DIRECTIONS FOR THIS TASK:
Going through the entries below, copy out each line that contains "MATCH".

-------- DATA PROVIDED --------

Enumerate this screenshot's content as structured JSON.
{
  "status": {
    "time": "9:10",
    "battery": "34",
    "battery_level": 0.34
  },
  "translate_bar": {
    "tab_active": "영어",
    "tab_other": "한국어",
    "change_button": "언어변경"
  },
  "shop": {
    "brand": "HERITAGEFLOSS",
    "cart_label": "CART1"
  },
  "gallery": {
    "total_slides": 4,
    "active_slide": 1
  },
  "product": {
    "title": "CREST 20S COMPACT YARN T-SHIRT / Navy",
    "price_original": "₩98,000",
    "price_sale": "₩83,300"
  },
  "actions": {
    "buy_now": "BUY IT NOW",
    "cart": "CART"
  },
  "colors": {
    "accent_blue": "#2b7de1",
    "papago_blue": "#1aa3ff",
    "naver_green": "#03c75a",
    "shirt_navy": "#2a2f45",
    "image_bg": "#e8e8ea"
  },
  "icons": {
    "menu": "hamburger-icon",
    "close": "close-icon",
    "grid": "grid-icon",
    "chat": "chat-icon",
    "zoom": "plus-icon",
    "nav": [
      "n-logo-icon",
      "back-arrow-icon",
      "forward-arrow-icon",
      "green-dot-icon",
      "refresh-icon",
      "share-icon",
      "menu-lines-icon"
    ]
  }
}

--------
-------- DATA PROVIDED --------

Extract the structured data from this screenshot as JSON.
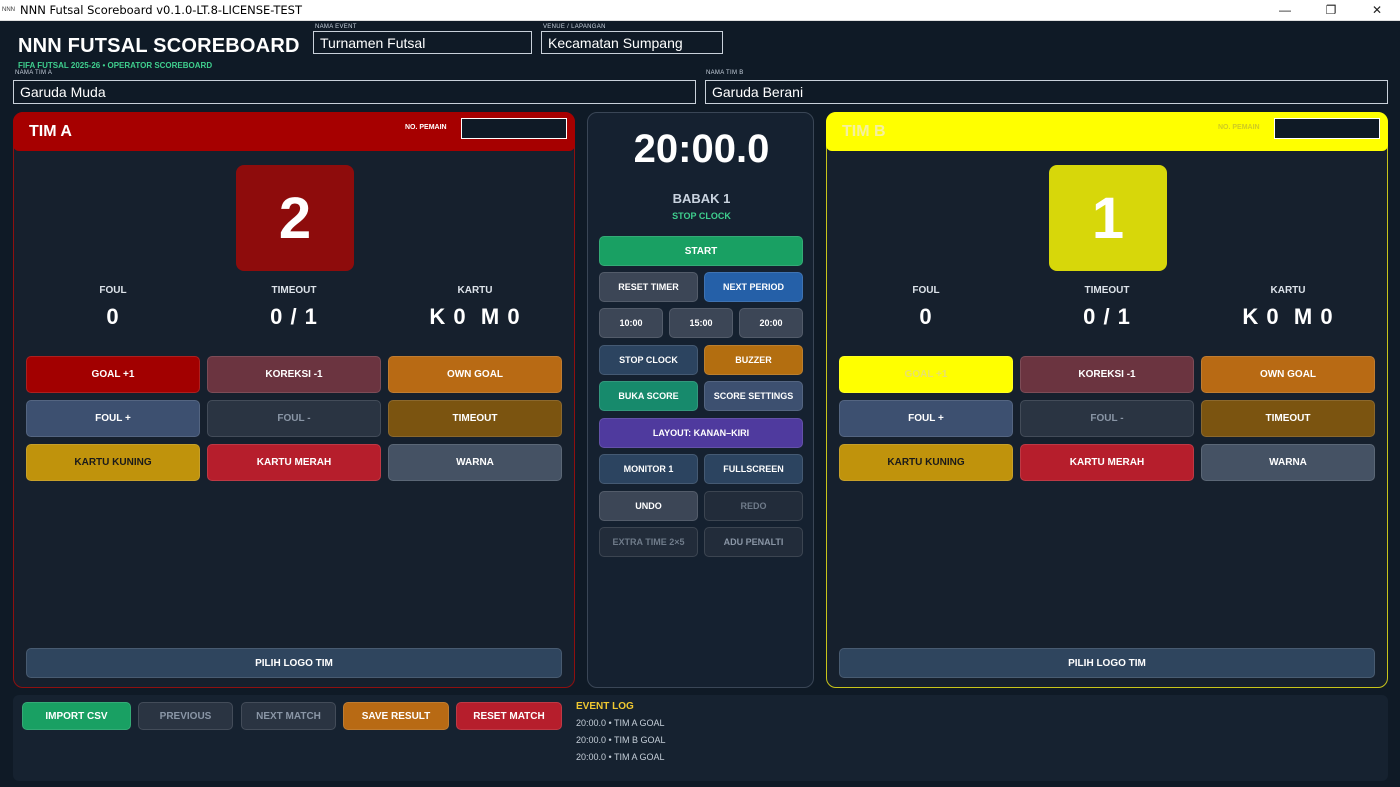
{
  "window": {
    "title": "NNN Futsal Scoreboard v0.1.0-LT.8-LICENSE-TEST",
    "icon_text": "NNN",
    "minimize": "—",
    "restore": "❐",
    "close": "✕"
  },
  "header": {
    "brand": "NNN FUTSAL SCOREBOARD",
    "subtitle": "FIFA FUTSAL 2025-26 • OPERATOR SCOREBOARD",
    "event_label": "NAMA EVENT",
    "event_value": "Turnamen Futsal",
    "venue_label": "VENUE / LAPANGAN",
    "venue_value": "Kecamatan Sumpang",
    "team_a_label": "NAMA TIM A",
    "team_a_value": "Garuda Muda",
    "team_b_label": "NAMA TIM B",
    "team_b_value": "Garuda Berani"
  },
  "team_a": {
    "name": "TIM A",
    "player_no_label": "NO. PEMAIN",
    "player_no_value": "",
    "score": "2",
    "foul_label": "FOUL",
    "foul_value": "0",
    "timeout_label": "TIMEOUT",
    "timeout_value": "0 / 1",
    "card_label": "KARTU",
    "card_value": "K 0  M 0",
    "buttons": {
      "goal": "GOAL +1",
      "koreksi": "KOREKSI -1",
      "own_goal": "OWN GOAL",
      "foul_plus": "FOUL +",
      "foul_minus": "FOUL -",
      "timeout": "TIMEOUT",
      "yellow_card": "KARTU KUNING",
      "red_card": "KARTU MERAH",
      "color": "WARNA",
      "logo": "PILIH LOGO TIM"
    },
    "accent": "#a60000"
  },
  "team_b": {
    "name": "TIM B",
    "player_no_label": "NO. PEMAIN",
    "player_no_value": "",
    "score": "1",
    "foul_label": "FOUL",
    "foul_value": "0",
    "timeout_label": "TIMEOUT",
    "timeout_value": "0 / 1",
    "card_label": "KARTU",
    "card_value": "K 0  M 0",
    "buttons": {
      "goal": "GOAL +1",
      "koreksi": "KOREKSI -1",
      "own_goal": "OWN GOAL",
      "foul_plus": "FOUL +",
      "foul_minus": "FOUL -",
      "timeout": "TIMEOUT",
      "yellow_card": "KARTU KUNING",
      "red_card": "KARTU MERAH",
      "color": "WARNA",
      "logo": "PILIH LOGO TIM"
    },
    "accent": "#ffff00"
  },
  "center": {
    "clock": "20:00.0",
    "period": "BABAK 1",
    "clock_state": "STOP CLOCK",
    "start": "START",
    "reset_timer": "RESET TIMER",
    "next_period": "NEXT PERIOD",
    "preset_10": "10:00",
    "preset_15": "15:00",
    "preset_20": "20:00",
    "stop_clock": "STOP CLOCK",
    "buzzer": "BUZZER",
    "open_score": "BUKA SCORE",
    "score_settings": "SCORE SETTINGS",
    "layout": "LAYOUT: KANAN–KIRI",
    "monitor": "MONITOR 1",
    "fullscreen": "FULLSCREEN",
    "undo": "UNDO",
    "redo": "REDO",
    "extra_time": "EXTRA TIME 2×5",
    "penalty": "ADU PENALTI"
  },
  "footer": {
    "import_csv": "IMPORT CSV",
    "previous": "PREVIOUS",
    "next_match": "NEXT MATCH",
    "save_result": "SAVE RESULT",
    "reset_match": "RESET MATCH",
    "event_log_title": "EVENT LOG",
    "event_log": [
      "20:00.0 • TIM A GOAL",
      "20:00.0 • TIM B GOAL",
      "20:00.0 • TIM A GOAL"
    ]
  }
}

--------

RESPONSE AREA:
    "next_match": "NEXT MATCH",
    "reset_match": "RESET MATCH",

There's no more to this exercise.